== Dataset extract

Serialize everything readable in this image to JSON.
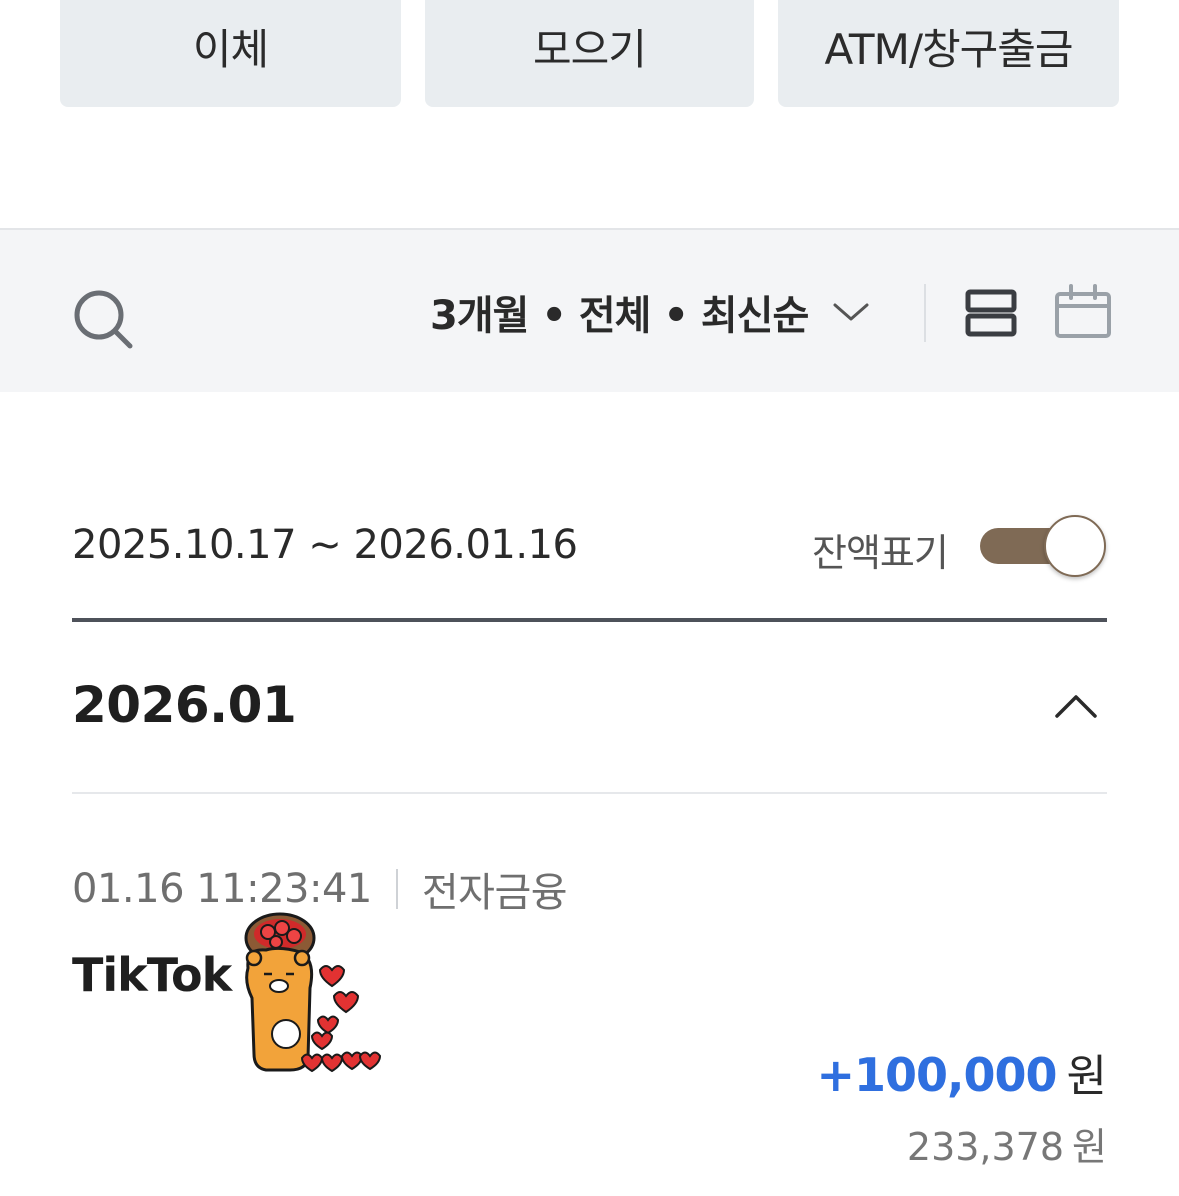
{
  "top_buttons": {
    "transfer": "이체",
    "collect": "모으기",
    "atm": "ATM/창구출금"
  },
  "filter_bar": {
    "search_icon": "search-icon",
    "summary": "3개월 • 전체 • 최신순",
    "list_view_icon": "list-view-icon",
    "calendar_icon": "calendar-icon"
  },
  "range": {
    "date_range": "2025.10.17 ~ 2026.01.16",
    "balance_toggle_label": "잔액표기",
    "balance_toggle_on": true
  },
  "month": {
    "label": "2026.01"
  },
  "transactions": [
    {
      "datetime": "01.16 11:23:41",
      "category": "전자금융",
      "name": "TikTok",
      "amount": "+100,000",
      "amount_unit": "원",
      "balance": "233,378",
      "balance_unit": "원"
    }
  ],
  "colors": {
    "button_bg": "#e9edf0",
    "filter_bg": "#f4f5f7",
    "toggle_on": "#7f6a55",
    "amount_positive": "#2f6fdf"
  }
}
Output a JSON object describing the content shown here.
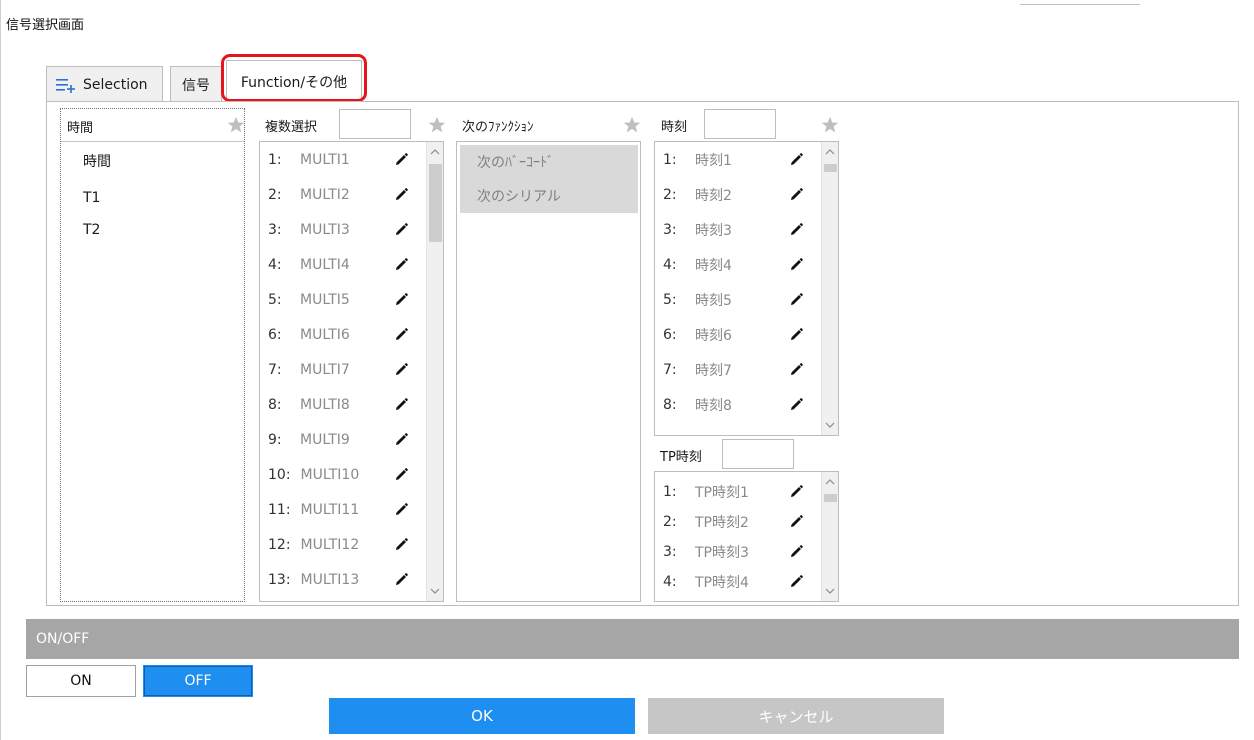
{
  "window": {
    "title": "信号選択画面"
  },
  "tabs": [
    {
      "label": "Selection",
      "icon": "list-plus-icon"
    },
    {
      "label": "信号"
    },
    {
      "label": "Function/その他",
      "active": true
    }
  ],
  "time_column": {
    "header": "時間",
    "items": [
      "時間",
      "T1",
      "T2"
    ]
  },
  "multi_column": {
    "header": "複数選択",
    "rows": [
      {
        "num": "1:",
        "val": "MULTI1"
      },
      {
        "num": "2:",
        "val": "MULTI2"
      },
      {
        "num": "3:",
        "val": "MULTI3"
      },
      {
        "num": "4:",
        "val": "MULTI4"
      },
      {
        "num": "5:",
        "val": "MULTI5"
      },
      {
        "num": "6:",
        "val": "MULTI6"
      },
      {
        "num": "7:",
        "val": "MULTI7"
      },
      {
        "num": "8:",
        "val": "MULTI8"
      },
      {
        "num": "9:",
        "val": "MULTI9"
      },
      {
        "num": "10:",
        "val": "MULTI10"
      },
      {
        "num": "11:",
        "val": "MULTI11"
      },
      {
        "num": "12:",
        "val": "MULTI12"
      },
      {
        "num": "13:",
        "val": "MULTI13"
      }
    ]
  },
  "function_column": {
    "header": "次のﾌｧﾝｸｼｮﾝ",
    "items": [
      "次のﾊﾞｰｺｰﾄﾞ",
      "次のシリアル"
    ]
  },
  "clock_column": {
    "header": "時刻",
    "rows": [
      {
        "num": "1:",
        "val": "時刻1"
      },
      {
        "num": "2:",
        "val": "時刻2"
      },
      {
        "num": "3:",
        "val": "時刻3"
      },
      {
        "num": "4:",
        "val": "時刻4"
      },
      {
        "num": "5:",
        "val": "時刻5"
      },
      {
        "num": "6:",
        "val": "時刻6"
      },
      {
        "num": "7:",
        "val": "時刻7"
      },
      {
        "num": "8:",
        "val": "時刻8"
      }
    ]
  },
  "tp_column": {
    "header": "TP時刻",
    "rows": [
      {
        "num": "1:",
        "val": "TP時刻1"
      },
      {
        "num": "2:",
        "val": "TP時刻2"
      },
      {
        "num": "3:",
        "val": "TP時刻3"
      },
      {
        "num": "4:",
        "val": "TP時刻4"
      }
    ]
  },
  "onoff": {
    "header": "ON/OFF",
    "on_label": "ON",
    "off_label": "OFF",
    "selected": "OFF"
  },
  "actions": {
    "ok_label": "OK",
    "cancel_label": "キャンセル"
  },
  "colors": {
    "accent": "#1e8ef0",
    "highlight": "#e8141b",
    "disabled": "#c6c6c6",
    "section_bar": "#a6a6a6"
  }
}
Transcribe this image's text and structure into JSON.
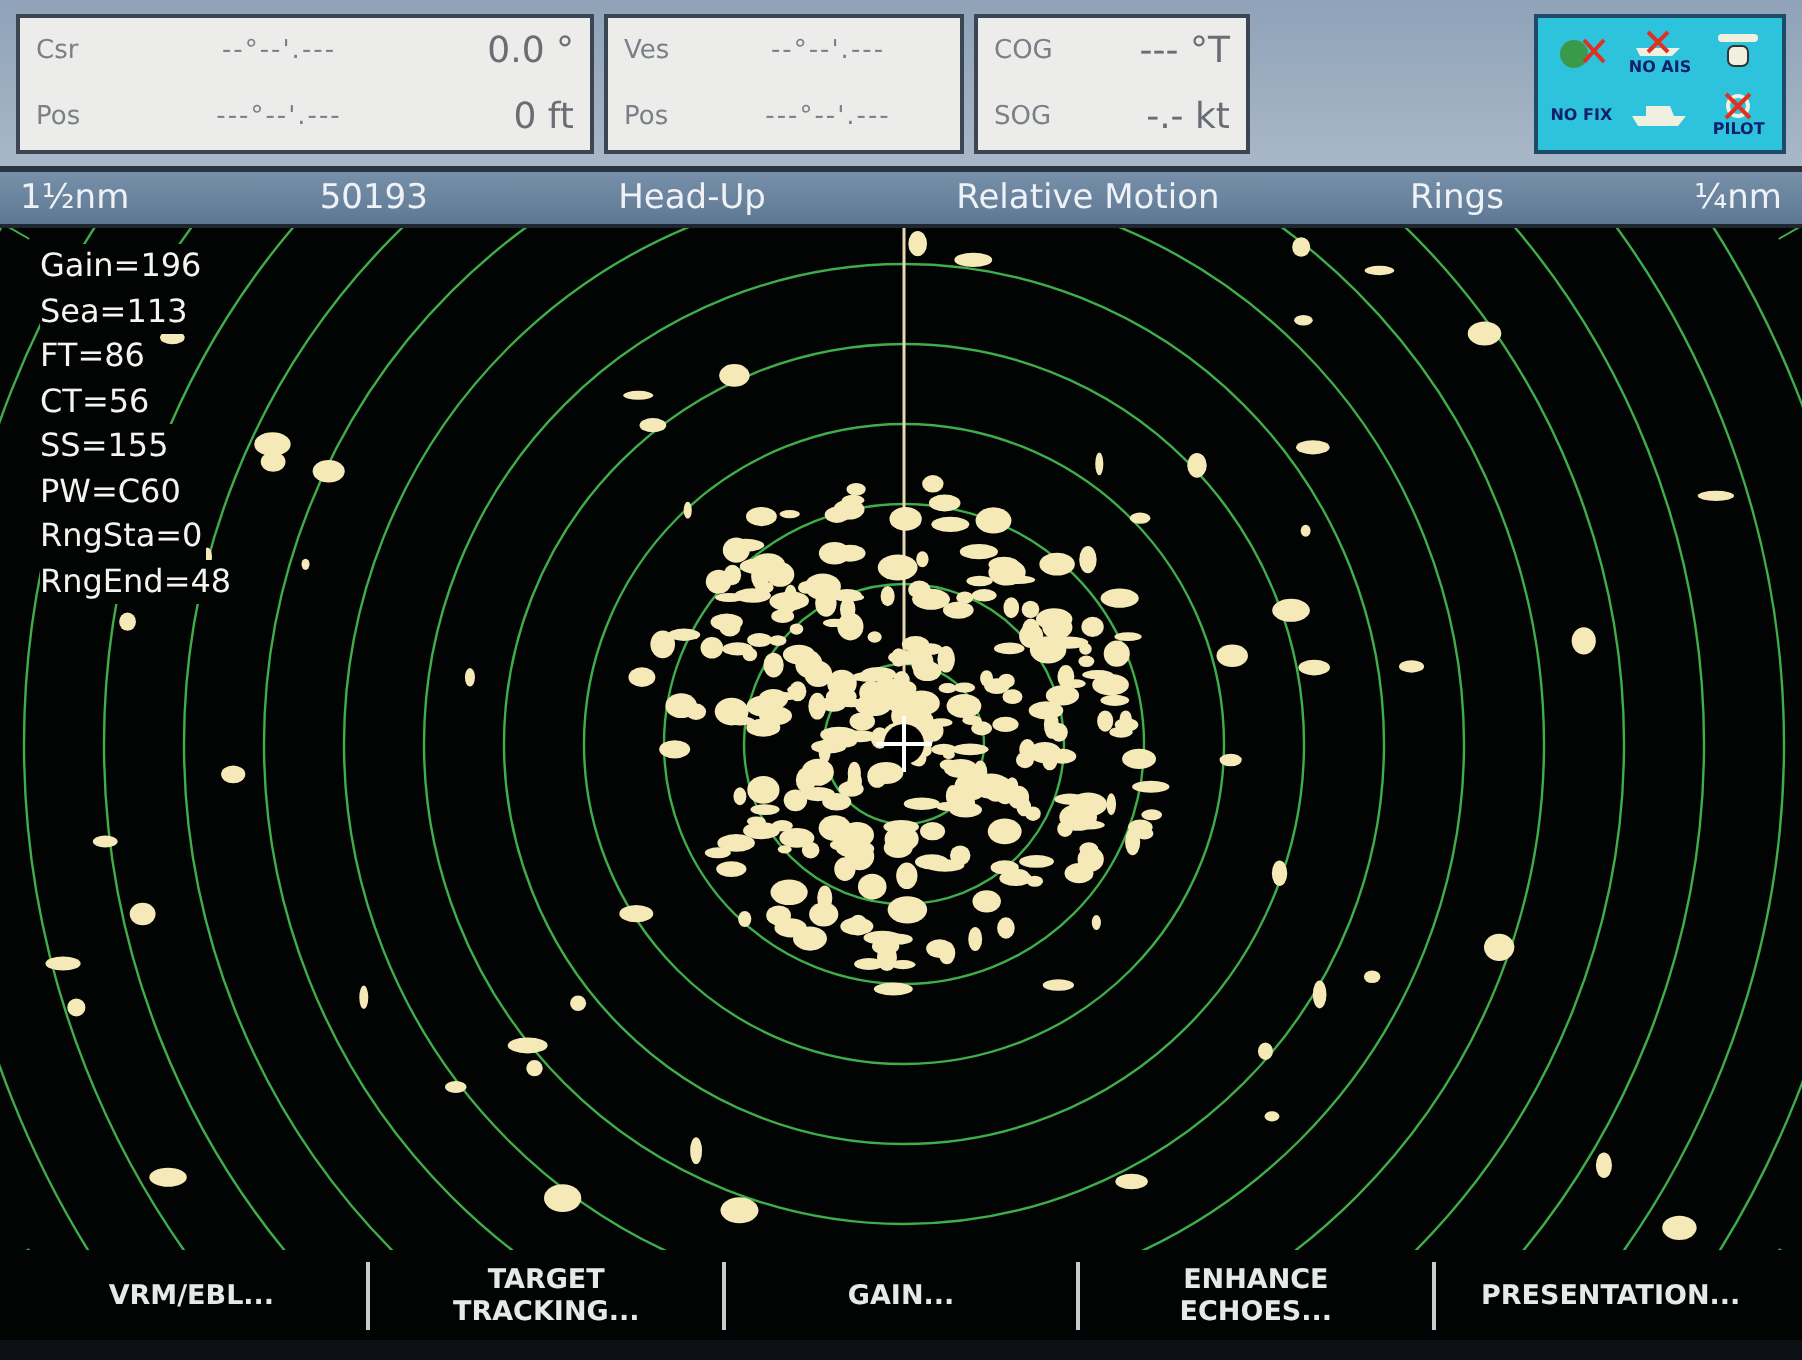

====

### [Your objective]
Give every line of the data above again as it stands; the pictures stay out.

### [Your solution]
Serialize everything readable in this image to JSON.
{
  "top_buttons": {
    "transfer": "이체",
    "collect": "모으기",
    "atm": "ATM/창구출금"
  },
  "filter_bar": {
    "search_icon": "search-icon",
    "summary": "3개월 • 전체 • 최신순",
    "list_view_icon": "list-view-icon",
    "calendar_icon": "calendar-icon"
  },
  "range": {
    "date_range": "2025.10.17 ~ 2026.01.16",
    "balance_toggle_label": "잔액표기",
    "balance_toggle_on": true
  },
  "month": {
    "label": "2026.01"
  },
  "transactions": [
    {
      "datetime": "01.16 11:23:41",
      "category": "전자금융",
      "name": "TikTok",
      "amount": "+100,000",
      "amount_unit": "원",
      "balance": "233,378",
      "balance_unit": "원"
    }
  ],
  "colors": {
    "button_bg": "#e9edf0",
    "filter_bg": "#f4f5f7",
    "toggle_on": "#7f6a55",
    "amount_positive": "#2f6fdf"
  }
}
Output a JSON object describing the content shown here.
{
  "window": {
    "title": "信号選択画面"
  },
  "tabs": [
    {
      "label": "Selection",
      "icon": "list-plus-icon"
    },
    {
      "label": "信号"
    },
    {
      "label": "Function/その他",
      "active": true
    }
  ],
  "time_column": {
    "header": "時間",
    "items": [
      "時間",
      "T1",
      "T2"
    ]
  },
  "multi_column": {
    "header": "複数選択",
    "rows": [
      {
        "num": "1:",
        "val": "MULTI1"
      },
      {
        "num": "2:",
        "val": "MULTI2"
      },
      {
        "num": "3:",
        "val": "MULTI3"
      },
      {
        "num": "4:",
        "val": "MULTI4"
      },
      {
        "num": "5:",
        "val": "MULTI5"
      },
      {
        "num": "6:",
        "val": "MULTI6"
      },
      {
        "num": "7:",
        "val": "MULTI7"
      },
      {
        "num": "8:",
        "val": "MULTI8"
      },
      {
        "num": "9:",
        "val": "MULTI9"
      },
      {
        "num": "10:",
        "val": "MULTI10"
      },
      {
        "num": "11:",
        "val": "MULTI11"
      },
      {
        "num": "12:",
        "val": "MULTI12"
      },
      {
        "num": "13:",
        "val": "MULTI13"
      }
    ]
  },
  "function_column": {
    "header": "次のﾌｧﾝｸｼｮﾝ",
    "items": [
      "次のﾊﾞｰｺｰﾄﾞ",
      "次のシリアル"
    ]
  },
  "clock_column": {
    "header": "時刻",
    "rows": [
      {
        "num": "1:",
        "val": "時刻1"
      },
      {
        "num": "2:",
        "val": "時刻2"
      },
      {
        "num": "3:",
        "val": "時刻3"
      },
      {
        "num": "4:",
        "val": "時刻4"
      },
      {
        "num": "5:",
        "val": "時刻5"
      },
      {
        "num": "6:",
        "val": "時刻6"
      },
      {
        "num": "7:",
        "val": "時刻7"
      },
      {
        "num": "8:",
        "val": "時刻8"
      }
    ]
  },
  "tp_column": {
    "header": "TP時刻",
    "rows": [
      {
        "num": "1:",
        "val": "TP時刻1"
      },
      {
        "num": "2:",
        "val": "TP時刻2"
      },
      {
        "num": "3:",
        "val": "TP時刻3"
      },
      {
        "num": "4:",
        "val": "TP時刻4"
      }
    ]
  },
  "onoff": {
    "header": "ON/OFF",
    "on_label": "ON",
    "off_label": "OFF",
    "selected": "OFF"
  },
  "actions": {
    "ok_label": "OK",
    "cancel_label": "キャンセル"
  },
  "colors": {
    "accent": "#1e8ef0",
    "highlight": "#e8141b",
    "disabled": "#c6c6c6",
    "section_bar": "#a6a6a6"
  }
}
Transcribe this image's text and structure into JSON.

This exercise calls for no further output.